Audi introduced the second-gen Audi Q7 for the 2016 model year, 10 years after the Q7 first went into production. The second-gen model proudly displays Audis newest design language with a more modern look, revised grille and the perfect mix of elegance and aggression. Inside, you’ll find a traditionally German interior with a low-slung dash, floating infotainment display intriguing instrument cluster and plenty of passenger room in the front and rear, and that includes as much a 73.3 cubic-feet of cargo room with the rear seats folded down – talk about hauling cargo in style, right?
As far as motivation goes, the hybrid is only offered with a 3.0-liter TDI that’s paired with an electric motor and lithium-ion battery pack. The engine is tuned to deliver 258 horsepower, while the electric motor is a 94 kW unit that’s integrated with the eight-speed automatic transmission. Total system output is rated at 373 horsepower and a staggering 515 pound-feet of torque. It can travel up to 34.8 miles on electric power alone and can hit 62 mph in just six seconds. Fuel economy is rated at 1.7 liters per 100 km, which computes to an outrageous 138 mpg here in the U.S.
This, of course, comes at a price and that’s why it’s considered an “other option.” It starts out at £66,010 in the U.K., which computes to about $82,393 – that’s a pretty sharp blow when competing against other $50,000 and $60,000 models, and probably why you can’t find a Q7 e-tron here in the U.S.
Learn more about the Audi Q7 Hybrid here.
The BMW X5 is currently in its third generation, which was ushered in for the 2014 model year. But, the German people hauler was missing something, as it wasn’t offered as an electrified model. All that changed for the 2016 model year when BMW introduced the X5 xDrive40e iPerformance (talk about a mouthful, huh?) It’s got all of the standard BWW stylings inside and out but gets the combination of a 2.0-liter four-banger, a 9.2 kWh lithium-ion battery, and an electric motor.

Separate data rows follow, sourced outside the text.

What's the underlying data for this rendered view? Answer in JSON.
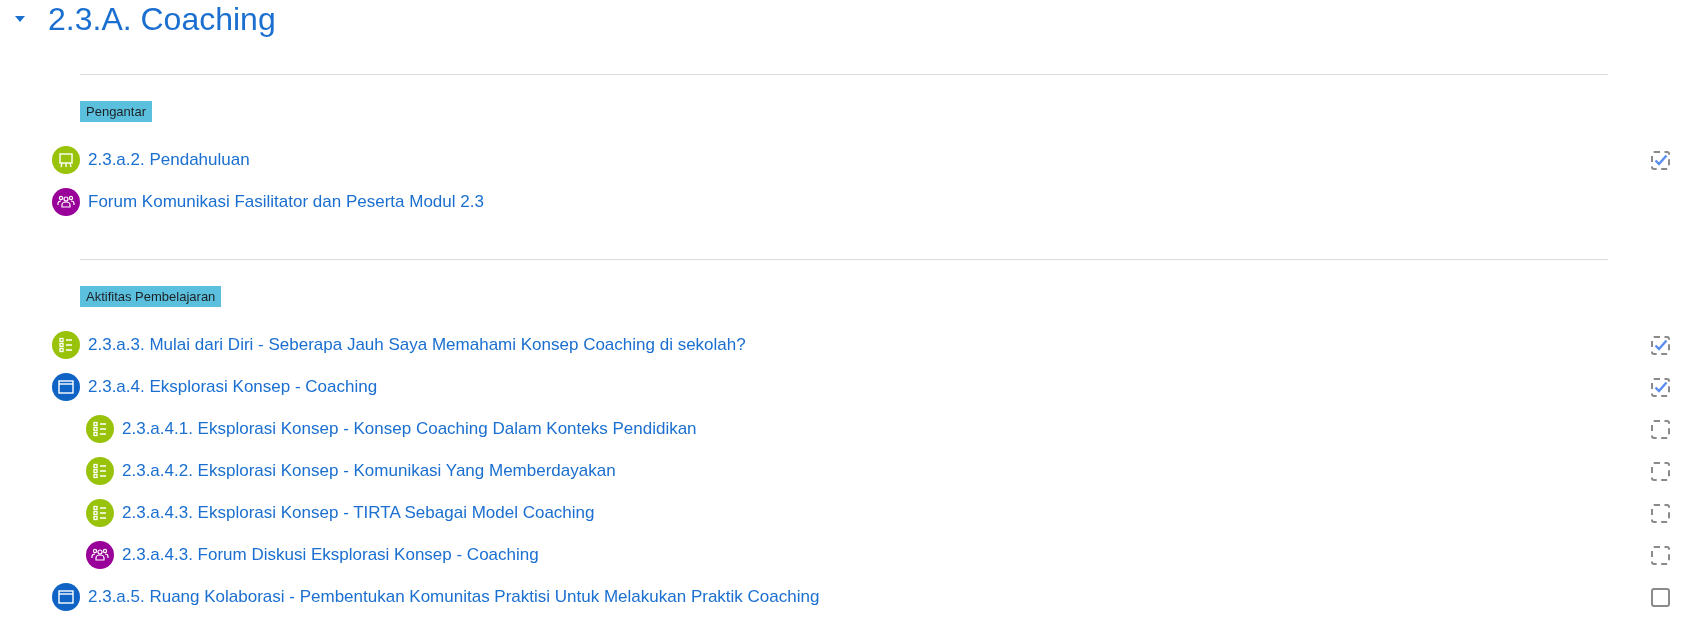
{
  "section": {
    "title": "2.3.A. Coaching",
    "expanded": true
  },
  "groups": [
    {
      "label": "Pengantar",
      "items": [
        {
          "kind": "presentation",
          "title": "2.3.a.2. Pendahuluan",
          "auto_completion": true,
          "checked": true
        },
        {
          "kind": "forum",
          "title": "Forum Komunikasi Fasilitator dan Peserta Modul 2.3"
        }
      ]
    },
    {
      "label": "Aktifitas Pembelajaran",
      "items": [
        {
          "kind": "checklist",
          "title": "2.3.a.3. Mulai dari Diri - Seberapa Jauh Saya Memahami Konsep Coaching di sekolah?",
          "auto_completion": true,
          "checked": true
        },
        {
          "kind": "page",
          "title": "2.3.a.4. Eksplorasi Konsep - Coaching",
          "auto_completion": true,
          "checked": true,
          "children": [
            {
              "kind": "checklist",
              "title": "2.3.a.4.1. Eksplorasi Konsep - Konsep Coaching Dalam Konteks Pendidikan",
              "auto_completion": true,
              "checked": false
            },
            {
              "kind": "checklist",
              "title": "2.3.a.4.2. Eksplorasi Konsep - Komunikasi Yang Memberdayakan",
              "auto_completion": true,
              "checked": false
            },
            {
              "kind": "checklist",
              "title": "2.3.a.4.3. Eksplorasi Konsep - TIRTA Sebagai Model Coaching",
              "auto_completion": true,
              "checked": false
            },
            {
              "kind": "forum",
              "title": "2.3.a.4.3. Forum Diskusi Eksplorasi Konsep - Coaching",
              "auto_completion": true,
              "checked": false
            }
          ]
        },
        {
          "kind": "page",
          "title": "2.3.a.5. Ruang Kolaborasi - Pembentukan Komunitas Praktisi Untuk Melakukan Praktik Coaching",
          "auto_completion": false,
          "checked": false
        }
      ]
    }
  ]
}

The electric motor is advertised with an output of 111 horsepower, but Bimmer has yet to release torque specs. The 2.0-liter delivers 240 ponies and 260 pound-feet, which brings the combined output rating up to 308 horsepower and 332 pound-feet. Shifting duties are handled by an eight-speed automatic with manual shift modes. The xDrive40e can hit 60 mph in 6.5 seconds on the way to a top speed of 130 mph. Pricing starts out at $63,200 before options, taxes, and delivery.
Find out more about the BMW X5 here.
The full-size hybrid SUV niche doesn’t seem like it’s all that busy, but when you consider you have models like the Audi Q7 e-tron (in Europe,) the Lexus LX hybrid, the Infiniti QX60 Hybrid, and the X5 xDrive40e, there’s actually quite a few models to choose from. The Acura MDX is a more affordable offering that still offers decent power, fuel economy, and towing capacity, without topping the $60,000 mark.
It’s stylish, comfortable, and reliable, and makes a strong proposition against its Japanese and German competition. The hybrid model is new for this year, so if you’re shopping around in this market, it’s one of the freshest models available. Which one of the models that we’ve discussed here would you fancy driving on a regular basis? Do you have any personal experience with any of them? Let us know in the comments section below.